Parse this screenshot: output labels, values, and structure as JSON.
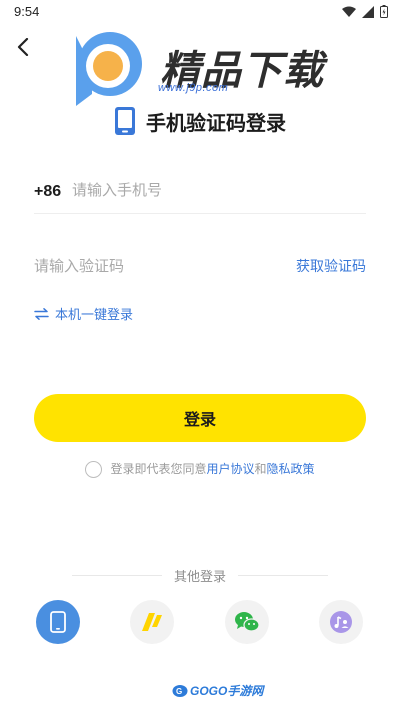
{
  "status_bar": {
    "time": "9:54"
  },
  "logo": {
    "text": "精品下载",
    "url": "www.j9p.com"
  },
  "heading": {
    "title": "手机验证码登录"
  },
  "phone": {
    "country_code": "+86",
    "placeholder": "请输入手机号"
  },
  "code": {
    "placeholder": "请输入验证码",
    "get_code_label": "获取验证码"
  },
  "one_tap": {
    "label": "本机一键登录"
  },
  "login_button": {
    "label": "登录"
  },
  "agreement": {
    "prefix": "登录即代表您同意",
    "user_agreement": "用户协议",
    "and": "和",
    "privacy_policy": "隐私政策"
  },
  "other_login": {
    "label": "其他登录"
  },
  "social": [
    {
      "icon": "phone-icon"
    },
    {
      "icon": "yellow-slash-logo-icon"
    },
    {
      "icon": "wechat-icon"
    },
    {
      "icon": "music-user-icon"
    }
  ],
  "watermark": {
    "text": "GOGO手游网"
  },
  "colors": {
    "accent_yellow": "#ffe300",
    "link_blue": "#3a78d8",
    "phone_btn_blue": "#4a8fe0"
  }
}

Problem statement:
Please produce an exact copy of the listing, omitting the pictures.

Reply:
Parse this screenshot: output labels, values, and structure as JSON.
{
  "status_bar": {
    "time": "9:54"
  },
  "logo": {
    "text": "精品下载",
    "url": "www.j9p.com"
  },
  "heading": {
    "title": "手机验证码登录"
  },
  "phone": {
    "country_code": "+86",
    "placeholder": "请输入手机号"
  },
  "code": {
    "placeholder": "请输入验证码",
    "get_code_label": "获取验证码"
  },
  "one_tap": {
    "label": "本机一键登录"
  },
  "login_button": {
    "label": "登录"
  },
  "agreement": {
    "prefix": "登录即代表您同意",
    "user_agreement": "用户协议",
    "and": "和",
    "privacy_policy": "隐私政策"
  },
  "other_login": {
    "label": "其他登录"
  },
  "social": [
    {
      "icon": "phone-icon"
    },
    {
      "icon": "yellow-slash-logo-icon"
    },
    {
      "icon": "wechat-icon"
    },
    {
      "icon": "music-user-icon"
    }
  ],
  "watermark": {
    "text": "GOGO手游网"
  },
  "colors": {
    "accent_yellow": "#ffe300",
    "link_blue": "#3a78d8",
    "phone_btn_blue": "#4a8fe0"
  }
}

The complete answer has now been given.